### Exercise requirements
Show each line of the data below in which "JSON" occurs.
(Information given)
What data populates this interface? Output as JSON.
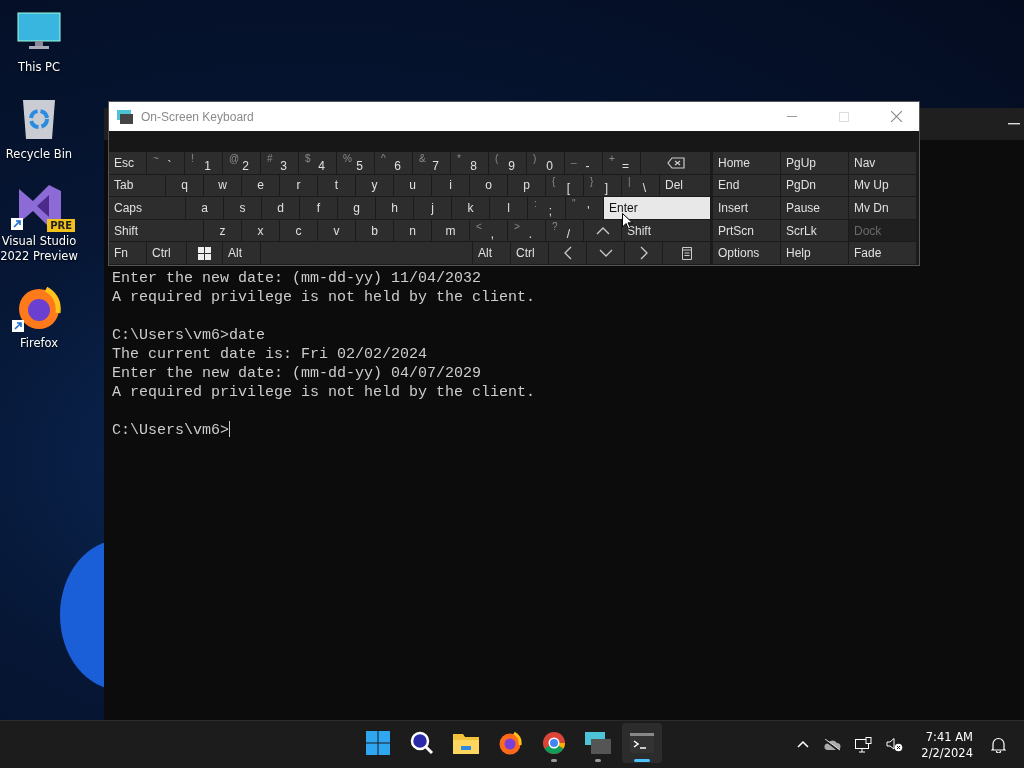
{
  "desktop_icons": [
    {
      "label": "This PC",
      "kind": "pc",
      "shortcut": false
    },
    {
      "label": "Recycle Bin",
      "kind": "bin",
      "shortcut": false
    },
    {
      "label": "Visual Studio 2022 Preview",
      "kind": "vs",
      "shortcut": true,
      "badge": "PRE"
    },
    {
      "label": "Firefox",
      "kind": "firefox",
      "shortcut": true
    }
  ],
  "terminal": {
    "blocks": [
      [
        "Enter the new date: (mm-dd-yy) 11/04/2032",
        "A required privilege is not held by the client."
      ],
      [
        "C:\\Users\\vm6>date",
        "The current date is: Fri 02/02/2024",
        "Enter the new date: (mm-dd-yy) 04/07/2029",
        "A required privilege is not held by the client."
      ]
    ],
    "prompt": "C:\\Users\\vm6>"
  },
  "osk": {
    "title": "On-Screen Keyboard",
    "rows": [
      {
        "keys": [
          {
            "kind": "text",
            "label": "Esc",
            "hover": false,
            "disabled": false
          },
          {
            "kind": "dual",
            "shift": "~",
            "label": "`",
            "hover": false,
            "disabled": false
          },
          {
            "kind": "dual",
            "shift": "!",
            "label": "1",
            "hover": false,
            "disabled": false
          },
          {
            "kind": "dual",
            "shift": "@",
            "label": "2",
            "hover": false,
            "disabled": false
          },
          {
            "kind": "dual",
            "shift": "#",
            "label": "3",
            "hover": false,
            "disabled": false
          },
          {
            "kind": "dual",
            "shift": "$",
            "label": "4",
            "hover": false,
            "disabled": false
          },
          {
            "kind": "dual",
            "shift": "%",
            "label": "5",
            "hover": false,
            "disabled": false
          },
          {
            "kind": "dual",
            "shift": "^",
            "label": "6",
            "hover": false,
            "disabled": false
          },
          {
            "kind": "dual",
            "shift": "&",
            "label": "7",
            "hover": false,
            "disabled": false
          },
          {
            "kind": "dual",
            "shift": "*",
            "label": "8",
            "hover": false,
            "disabled": false
          },
          {
            "kind": "dual",
            "shift": "(",
            "label": "9",
            "hover": false,
            "disabled": false
          },
          {
            "kind": "dual",
            "shift": ")",
            "label": "0",
            "hover": false,
            "disabled": false
          },
          {
            "kind": "dual",
            "shift": "_",
            "label": "-",
            "hover": false,
            "disabled": false
          },
          {
            "kind": "dual",
            "shift": "+",
            "label": "=",
            "hover": false,
            "disabled": false
          },
          {
            "kind": "backspace",
            "hover": false,
            "disabled": false
          }
        ]
      },
      {
        "keys": [
          {
            "kind": "text",
            "label": "Tab",
            "hover": false,
            "disabled": false
          },
          {
            "kind": "letter",
            "label": "q",
            "hover": false,
            "disabled": false
          },
          {
            "kind": "letter",
            "label": "w",
            "hover": false,
            "disabled": false
          },
          {
            "kind": "letter",
            "label": "e",
            "hover": false,
            "disabled": false
          },
          {
            "kind": "letter",
            "label": "r",
            "hover": false,
            "disabled": false
          },
          {
            "kind": "letter",
            "label": "t",
            "hover": false,
            "disabled": false
          },
          {
            "kind": "letter",
            "label": "y",
            "hover": false,
            "disabled": false
          },
          {
            "kind": "letter",
            "label": "u",
            "hover": false,
            "disabled": false
          },
          {
            "kind": "letter",
            "label": "i",
            "hover": false,
            "disabled": false
          },
          {
            "kind": "letter",
            "label": "o",
            "hover": false,
            "disabled": false
          },
          {
            "kind": "letter",
            "label": "p",
            "hover": false,
            "disabled": false
          },
          {
            "kind": "dual",
            "shift": "{",
            "label": "[",
            "hover": false,
            "disabled": false
          },
          {
            "kind": "dual",
            "shift": "}",
            "label": "]",
            "hover": false,
            "disabled": false
          },
          {
            "kind": "dual",
            "shift": "|",
            "label": "\\",
            "hover": false,
            "disabled": false
          },
          {
            "kind": "text",
            "label": "Del",
            "hover": false,
            "disabled": false
          }
        ]
      },
      {
        "keys": [
          {
            "kind": "text",
            "label": "Caps",
            "hover": false,
            "disabled": false
          },
          {
            "kind": "letter",
            "label": "a",
            "hover": false,
            "disabled": false
          },
          {
            "kind": "letter",
            "label": "s",
            "hover": false,
            "disabled": false
          },
          {
            "kind": "letter",
            "label": "d",
            "hover": false,
            "disabled": false
          },
          {
            "kind": "letter",
            "label": "f",
            "hover": false,
            "disabled": false
          },
          {
            "kind": "letter",
            "label": "g",
            "hover": false,
            "disabled": false
          },
          {
            "kind": "letter",
            "label": "h",
            "hover": false,
            "disabled": false
          },
          {
            "kind": "letter",
            "label": "j",
            "hover": false,
            "disabled": false
          },
          {
            "kind": "letter",
            "label": "k",
            "hover": false,
            "disabled": false
          },
          {
            "kind": "letter",
            "label": "l",
            "hover": false,
            "disabled": false
          },
          {
            "kind": "dual",
            "shift": ":",
            "label": ";",
            "hover": false,
            "disabled": false
          },
          {
            "kind": "dual",
            "shift": "\"",
            "label": "'",
            "hover": false,
            "disabled": false
          },
          {
            "kind": "text",
            "label": "Enter",
            "hover": true,
            "disabled": false
          }
        ]
      },
      {
        "keys": [
          {
            "kind": "text",
            "label": "Shift",
            "hover": false,
            "disabled": false
          },
          {
            "kind": "letter",
            "label": "z",
            "hover": false,
            "disabled": false
          },
          {
            "kind": "letter",
            "label": "x",
            "hover": false,
            "disabled": false
          },
          {
            "kind": "letter",
            "label": "c",
            "hover": false,
            "disabled": false
          },
          {
            "kind": "letter",
            "label": "v",
            "hover": false,
            "disabled": false
          },
          {
            "kind": "letter",
            "label": "b",
            "hover": false,
            "disabled": false
          },
          {
            "kind": "letter",
            "label": "n",
            "hover": false,
            "disabled": false
          },
          {
            "kind": "letter",
            "label": "m",
            "hover": false,
            "disabled": false
          },
          {
            "kind": "dual",
            "shift": "<",
            "label": ",",
            "hover": false,
            "disabled": false
          },
          {
            "kind": "dual",
            "shift": ">",
            "label": ".",
            "hover": false,
            "disabled": false
          },
          {
            "kind": "dual",
            "shift": "?",
            "label": "/",
            "hover": false,
            "disabled": false
          },
          {
            "kind": "up",
            "hover": false,
            "disabled": false
          },
          {
            "kind": "text",
            "label": "Shift",
            "hover": false,
            "disabled": false
          }
        ]
      },
      {
        "keys": [
          {
            "kind": "text",
            "label": "Fn",
            "hover": false,
            "disabled": false
          },
          {
            "kind": "text",
            "label": "Ctrl",
            "hover": false,
            "disabled": false
          },
          {
            "kind": "windows",
            "hover": false,
            "disabled": false
          },
          {
            "kind": "text",
            "label": "Alt",
            "hover": false,
            "disabled": false
          },
          {
            "kind": "space",
            "hover": false,
            "disabled": false
          },
          {
            "kind": "text",
            "label": "Alt",
            "hover": false,
            "disabled": false
          },
          {
            "kind": "text",
            "label": "Ctrl",
            "hover": false,
            "disabled": false
          },
          {
            "kind": "left",
            "hover": false,
            "disabled": false
          },
          {
            "kind": "down",
            "hover": false,
            "disabled": false
          },
          {
            "kind": "right",
            "hover": false,
            "disabled": false
          },
          {
            "kind": "menu",
            "hover": false,
            "disabled": false
          }
        ]
      }
    ],
    "side_rows": [
      {
        "keys": [
          {
            "kind": "text",
            "label": "Home",
            "hover": false,
            "disabled": false
          },
          {
            "kind": "text",
            "label": "PgUp",
            "hover": false,
            "disabled": false
          },
          {
            "kind": "text",
            "label": "Nav",
            "hover": false,
            "disabled": false
          }
        ]
      },
      {
        "keys": [
          {
            "kind": "text",
            "label": "End",
            "hover": false,
            "disabled": false
          },
          {
            "kind": "text",
            "label": "PgDn",
            "hover": false,
            "disabled": false
          },
          {
            "kind": "text",
            "label": "Mv Up",
            "hover": false,
            "disabled": false
          }
        ]
      },
      {
        "keys": [
          {
            "kind": "text",
            "label": "Insert",
            "hover": false,
            "disabled": false
          },
          {
            "kind": "text",
            "label": "Pause",
            "hover": false,
            "disabled": false
          },
          {
            "kind": "text",
            "label": "Mv Dn",
            "hover": false,
            "disabled": false
          }
        ]
      },
      {
        "keys": [
          {
            "kind": "text",
            "label": "PrtScn",
            "hover": false,
            "disabled": false
          },
          {
            "kind": "text",
            "label": "ScrLk",
            "hover": false,
            "disabled": false
          },
          {
            "kind": "text",
            "label": "Dock",
            "hover": false,
            "disabled": true
          }
        ]
      },
      {
        "keys": [
          {
            "kind": "text",
            "label": "Options",
            "hover": false,
            "disabled": false
          },
          {
            "kind": "text",
            "label": "Help",
            "hover": false,
            "disabled": false
          },
          {
            "kind": "text",
            "label": "Fade",
            "hover": false,
            "disabled": false
          }
        ]
      }
    ]
  },
  "taskbar": {
    "apps": [
      {
        "kind": "start",
        "running": false,
        "active": false
      },
      {
        "kind": "search",
        "running": false,
        "active": false
      },
      {
        "kind": "folder",
        "running": false,
        "active": false
      },
      {
        "kind": "firefox",
        "running": false,
        "active": false
      },
      {
        "kind": "chrome",
        "running": true,
        "active": false
      },
      {
        "kind": "keyboard",
        "running": true,
        "active": false
      },
      {
        "kind": "terminal",
        "running": true,
        "active": true
      }
    ],
    "tray": [
      {
        "kind": "chevron"
      },
      {
        "kind": "cloud-off"
      },
      {
        "kind": "network"
      },
      {
        "kind": "speaker-muted"
      }
    ],
    "time": "7:41 AM",
    "date": "2/2/2024"
  }
}
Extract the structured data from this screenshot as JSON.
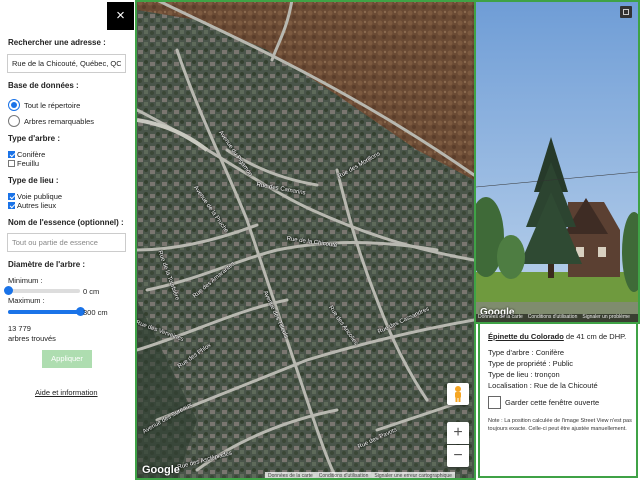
{
  "sidebar": {
    "close_label": "×",
    "search_title": "Rechercher une adresse :",
    "search_value": "Rue de la Chicouté, Québec, QC,",
    "database_title": "Base de données :",
    "database_options": [
      {
        "label": "Tout le répertoire",
        "selected": true
      },
      {
        "label": "Arbres remarquables",
        "selected": false
      }
    ],
    "tree_type_title": "Type d'arbre :",
    "tree_types": [
      {
        "label": "Conifère",
        "checked": true
      },
      {
        "label": "Feuillu",
        "checked": false
      }
    ],
    "place_type_title": "Type de lieu :",
    "place_types": [
      {
        "label": "Voie publique",
        "checked": true
      },
      {
        "label": "Autres lieux",
        "checked": true
      }
    ],
    "essence_title": "Nom de l'essence (optionnel) :",
    "essence_placeholder": "Tout ou partie de essence",
    "diameter_title": "Diamètre de l'arbre :",
    "min_label": "Minimum :",
    "min_value": "0 cm",
    "min_fraction": 0,
    "max_label": "Maximum :",
    "max_value": "300 cm",
    "max_fraction": 1,
    "count": "13 779",
    "count_label": "arbres trouvés",
    "apply_label": "Appliquer",
    "help_link": "Aide et information"
  },
  "map": {
    "streets": [
      "Rue des Camarins",
      "Rue de la Chicouté",
      "Avenue de la Pruche",
      "Rue des Morillons",
      "Avenue du Pigamon",
      "Rue de la Tourbière",
      "Rue des Amarantes",
      "Avenue des Tilleuls",
      "Rue des Verveines",
      "Rue des Ancolies",
      "Rue des Phlox",
      "Rue des Cassandres",
      "Avenue des Sureaux",
      "Rue des Asclépiades",
      "Rue des Pavots"
    ],
    "google_logo": "Google",
    "footer": [
      "Données de la carte",
      "Conditions d'utilisation",
      "Signaler une erreur cartographique"
    ],
    "zoom_in": "+",
    "zoom_out": "−"
  },
  "streetview": {
    "google_logo": "Google",
    "footer": [
      "Données de la carte",
      "Conditions d'utilisation",
      "Signaler un problème"
    ]
  },
  "info": {
    "species": "Épinette du Colorado",
    "diameter_text": " de 41 cm de DHP.",
    "rows": [
      "Type d'arbre : Conifère",
      "Type de propriété : Public",
      "Type de lieu : tronçon",
      "Localisation : Rue de la Chicouté"
    ],
    "keep_open_label": "Garder cette fenêtre ouverte",
    "note": "Note : La position calculée de l'image Street View n'est pas toujours exacte. Celle-ci peut être ajustée manuellement."
  },
  "colors": {
    "accent_blue": "#1a73e8",
    "panel_green": "#3fa246",
    "apply_disabled": "#aeddb0"
  }
}
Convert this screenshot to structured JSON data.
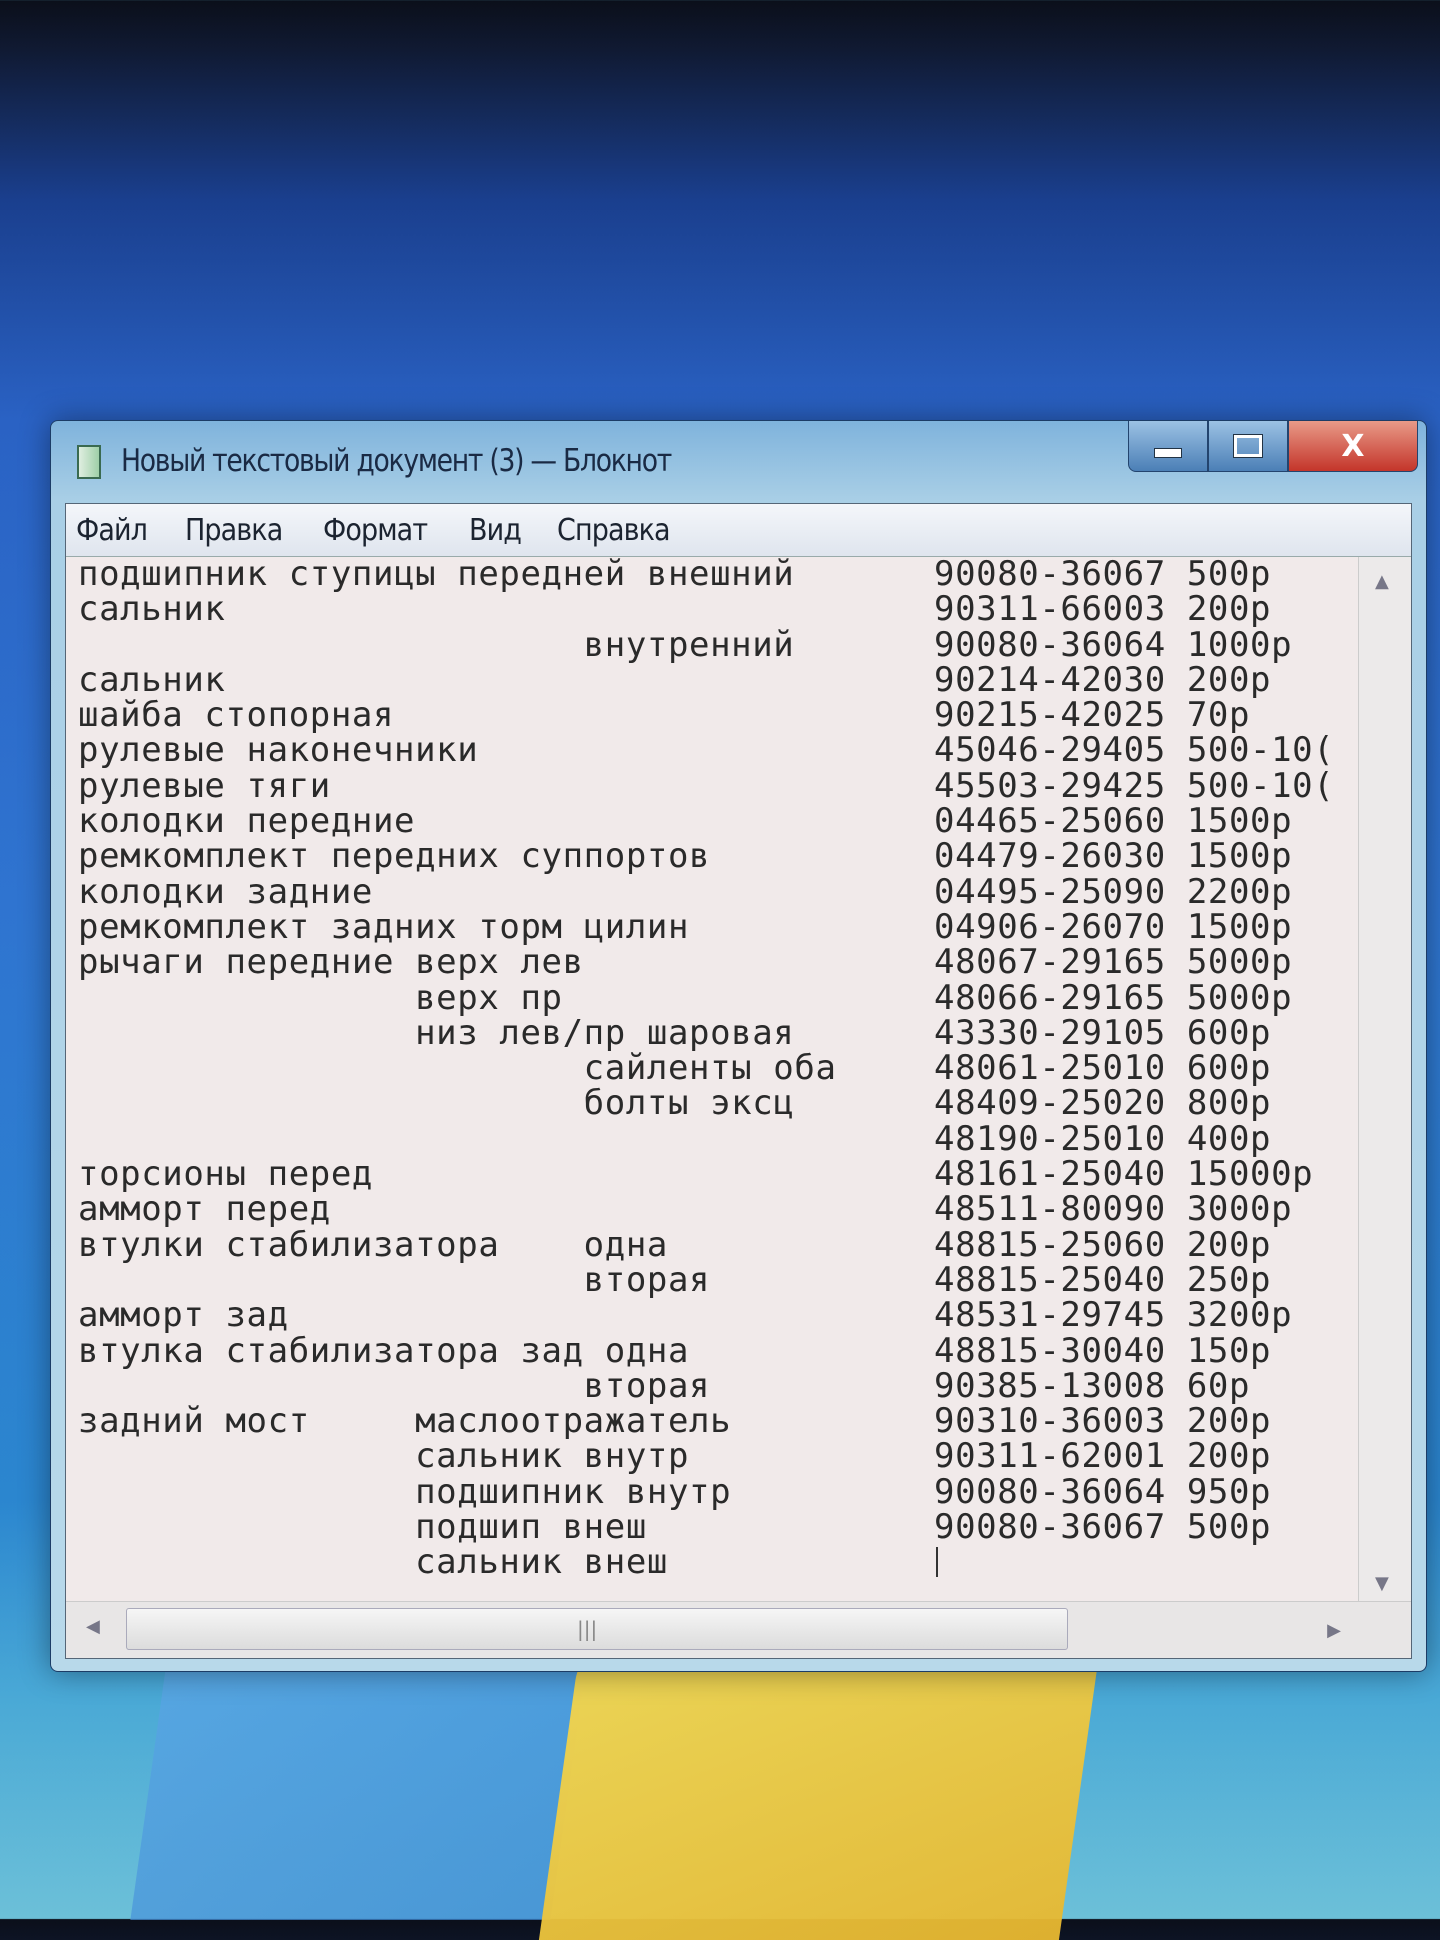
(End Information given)
### Solution below
What data populates this interface? Output as JSON.
Extract the structured data from this screenshot as JSON.
Convert this screenshot to structured JSON data.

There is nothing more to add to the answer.